In short, this is a very messy vicious spiral. If India aspires to truly become a world superpower, this spiral has to stop. How to do it is a very difficult question to answer but someone has to do it. Someone who? We, the citizens of India. We need to realize voting is not the only way to bring about change. Do we have that potential to bring about the change? Yes, we do. Incidentally, the people of India showed what potential they have to come together and unite for a cause yesterday itself, in the aftermath of the serial bomb blasts. While the TV news channels were busy shouting out irrelevant stuff about how they were the first to report the blasts and assorted bullshit, scores of unknown heroes, common men and women from across the country, had risen to the occasion to quickly send out accurate information and help anyone and everyone in need, on Twitter. Within minutes of the blasts, hundreds of unnamed citizens had given out their phone numbers and addresses on the social networking site offering complete strangers either a place to come over to stay, a ride back home from work, food, first aid, blood etc.
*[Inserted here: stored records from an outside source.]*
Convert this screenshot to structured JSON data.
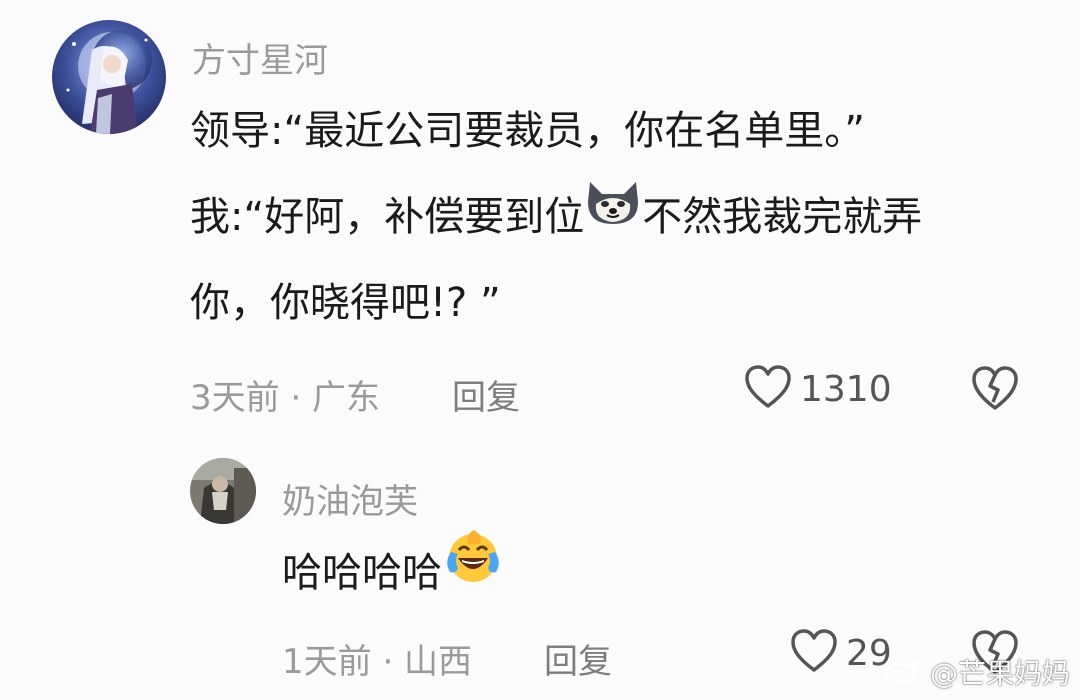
{
  "comment": {
    "username": "方寸星河",
    "lines": [
      "领导:“最近公司要裁员，你在名单里。”",
      "我:“好阿，补偿要到位",
      "不然我裁完就弄",
      "你，你晓得吧!? ”"
    ],
    "time_location": "3天前 · 广东",
    "reply_label": "回复",
    "likes": "1310",
    "inline_emoji": "doge-icon"
  },
  "reply": {
    "username": "奶油泡芙",
    "text": "哈哈哈哈",
    "inline_emoji": "laughing-crying-icon",
    "time_location": "1天前 · 山西",
    "reply_label": "回复",
    "likes": "29"
  },
  "watermark": "@芒果妈妈",
  "colors": {
    "background": "#fbfbfb",
    "text": "#1b1b1b",
    "muted": "#9a9a9a"
  }
}
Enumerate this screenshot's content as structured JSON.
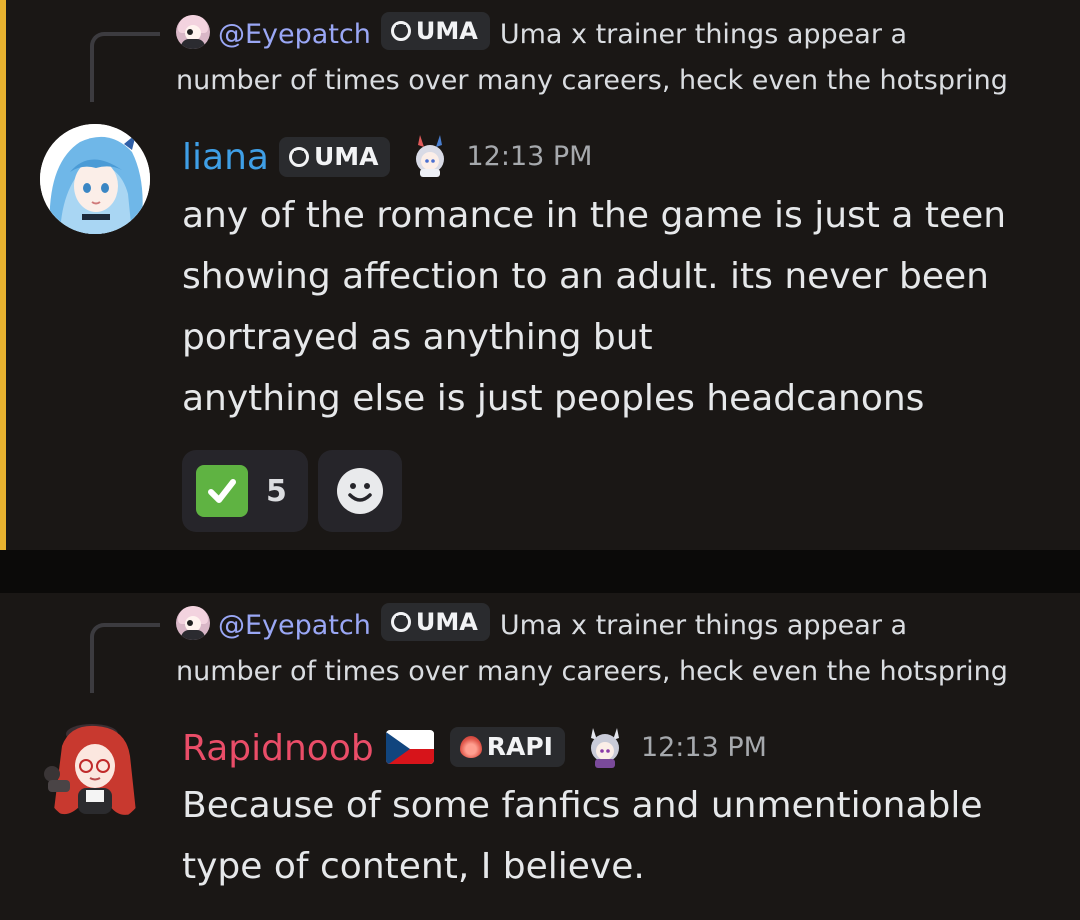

Someone came up with this brilliant idea of collecting this information from the tweets into a Google doc spreadsheet and within one hour there was a list of over 250 people in different parts of Mumbai whom people affected by the blasts could contact for help. This particular document soon went viral and many of you must have noticed it being shared on Facebook too. This is the power of social networking. This is a small trailer of what the citizens of India can do when united for a cause. But to bring about a pathbreaking change such as overthrowing a government, it will not be enough for just the Facebook-Twitter junta of India to unite. It will require encouraging the very large poor and illiterate population of the country too to join in and fight for principles. This will need someone who can bring the whole country together. Something like what Hitler did in post World War I Germany. And in the current scenario, I can think of only one personality in India who has that influence over the entire nation that people will come out and do whatever he asks them to do- yes, Sachin Tendulkar! But I don't see him doing that anytime soon, so we have no option but to wait until that one messiah comes up and unites the entire nation against the corrupt leadership. India needs an Egypt type revolution.
Until then, keep outraging, take out candle marches, talk about "the spirit of Mumbai" and keep paying taxes on time so that the netas can continue to afford to travel with their security cordons and Kasab can enjoy one more serving of his favorite biryani.